“I think that a lot of good Australian music from 30 years ago was able to combine something that was quite down to earth with intelligent insight,” Alex says. “Even though it’s a touchy subject, a lot of those bands in the 70s and 80s like The Saints and The Go-Betweens, even like Midnight Oil, those bands actually did have an element of masculinity but it wasn’t chauvinistic. They were strong men and I guess the public saw it as a kind of rough and tumble scene, those bands came up playing in places where you’d get beaten up if you were shit. That’s something that’s very Australian to me, that you have got these tough-shelled guys but they’re actually trying to do something that’s sensitive.”
“It’s almost a bit of cultural cringe seeing someone play rock music in Australia, like it’s some bogan type of thing, but it shouldn’t be like that. We are a nation of intelligent people who have a great musical lineage and we should remember that. I like to think that there is scope for intelligent rock music; stuff that the every man can relate to but that isn’t dumbed down. We live in a pretty strange time. It’s hard not to be so apathetic about everything. There are lots of things that we need to question, like the undercurrent of sinister nationalism that we see welling up in the Cronulla riots, people’s obsession with body image and the like.”
As of publication, Dogs At Bay is five days away. The band has put forth a number of singles that continue the trend of strong-arm rock with savvy cultural commentary. ‘Cuffed & Collared‘ and ‘Hiding To Nothing‘ rail against the monotony and boredom of life with considerable bite – tunes worthy of becoming anthemic rallying calls for a dispirited generation. I reached out to Alex one more time to get some insight into how the band is feeling now that they are on the verge of releasing their biggest statement to date. I asked what he hopes people take from Dogs At Bay, how he hopes the band will be perceived and what stories they touched on this go around.
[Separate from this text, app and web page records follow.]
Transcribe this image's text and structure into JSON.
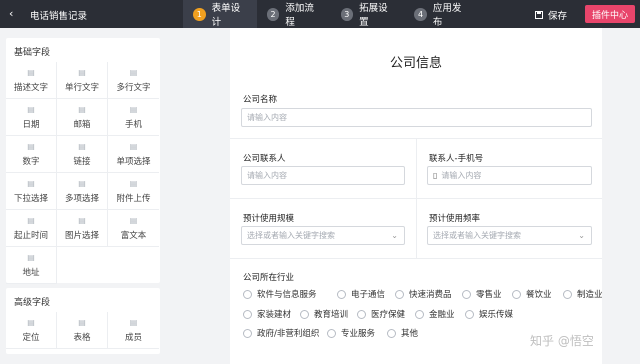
{
  "header": {
    "back_icon": "back-arrow-icon",
    "title": "电话销售记录",
    "steps": [
      {
        "num": "1",
        "label": "表单设计"
      },
      {
        "num": "2",
        "label": "添加流程"
      },
      {
        "num": "3",
        "label": "拓展设置"
      },
      {
        "num": "4",
        "label": "应用发布"
      }
    ],
    "save_label": "保存",
    "plugin_label": "插件中心",
    "accent_color": "#f0a020",
    "plugin_color": "#e8456b"
  },
  "sidebar": {
    "basic_title": "基础字段",
    "basic_fields": [
      {
        "label": "描述文字",
        "icon": "text-icon"
      },
      {
        "label": "单行文字",
        "icon": "single-line-icon"
      },
      {
        "label": "多行文字",
        "icon": "multi-line-icon"
      },
      {
        "label": "日期",
        "icon": "calendar-icon"
      },
      {
        "label": "邮箱",
        "icon": "mail-icon"
      },
      {
        "label": "手机",
        "icon": "phone-icon"
      },
      {
        "label": "数字",
        "icon": "number-icon"
      },
      {
        "label": "链接",
        "icon": "link-icon"
      },
      {
        "label": "单项选择",
        "icon": "radio-icon"
      },
      {
        "label": "下拉选择",
        "icon": "dropdown-icon"
      },
      {
        "label": "多项选择",
        "icon": "checkbox-icon"
      },
      {
        "label": "附件上传",
        "icon": "attachment-icon"
      },
      {
        "label": "起止时间",
        "icon": "time-range-icon"
      },
      {
        "label": "图片选择",
        "icon": "image-icon"
      },
      {
        "label": "富文本",
        "icon": "rich-text-icon"
      },
      {
        "label": "地址",
        "icon": "location-icon"
      }
    ],
    "advanced_title": "高级字段",
    "advanced_fields": [
      {
        "label": "定位",
        "icon": "map-pin-icon"
      },
      {
        "label": "表格",
        "icon": "table-icon"
      },
      {
        "label": "成员",
        "icon": "member-icon"
      }
    ]
  },
  "form": {
    "title": "公司信息",
    "company_name": {
      "label": "公司名称",
      "placeholder": "请输入内容"
    },
    "contact": {
      "label": "公司联系人",
      "placeholder": "请输入内容"
    },
    "contact_phone": {
      "label": "联系人-手机号",
      "placeholder": "请输入内容"
    },
    "scale": {
      "label": "预计使用规模",
      "placeholder": "选择或者输入关键字搜索"
    },
    "frequency": {
      "label": "预计使用频率",
      "placeholder": "选择或者输入关键字搜索"
    },
    "industry": {
      "label": "公司所在行业",
      "options": [
        "软件与信息服务",
        "电子通信",
        "快速消费品",
        "零售业",
        "餐饮业",
        "制造业",
        "家装建材",
        "教育培训",
        "医疗保健",
        "金融业",
        "娱乐传媒",
        "政府/非营利组织",
        "专业服务",
        "其他"
      ]
    }
  },
  "watermark": "知乎 @悟空"
}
“I hope they see that the band is more than the ‘pub rock’ and ‘blue collar rock’ tag that seems to be our go to by-line,” Alex confesses. “I think it’s sad that because you are four fairly masculine guys that play loud guitar music that there are preconceptions that you are beer-swilling cock rockers; or as one scribe recently put it ‘Bad//Dreems choose bongs and music over footy’.”
“For Dogs At Bay probably the biggest change was just being more fully formed as a band, musicians and songwriters. The EP was more of a potpourri of influences where I’d like to think this album was more cohesive in sound and theme. Even though we had more time the album was probably recorded in a more traditionalist sense than previously.”
For the record: Dogs At Bay is a great album of intelligent and sharp observations on the modern Australian condition. To say it is quintessential Australian rock does not mean I am comparing it to the aesthetic of icons from decades gone, more that it evidences a growth in the appropriation of the hard-bitten attitude to convey thought on the state of the nation currently. Many forget the raw emotion of bands such as Hunters and Collectors, scathing commentary of Midnight Oil and even the forlorn nostalgia within Cold Chisel’s ‘Flame Trees’, but aside from being fans of this music and being Australian, there is more to the sound of Bad//Dreems than the continuation of driving guitar music. Bad//Dreems uses the influences of the landscape, modern living and well-written songs to be more than a ‘rock band’, they use it to be honest about things that bug them and confidently dismiss the bullshit in favour of real truths – and that’s what makes them vital to our national music heritage.
Dogs At Bay will be available on Friday August 21 through Ivy League Records.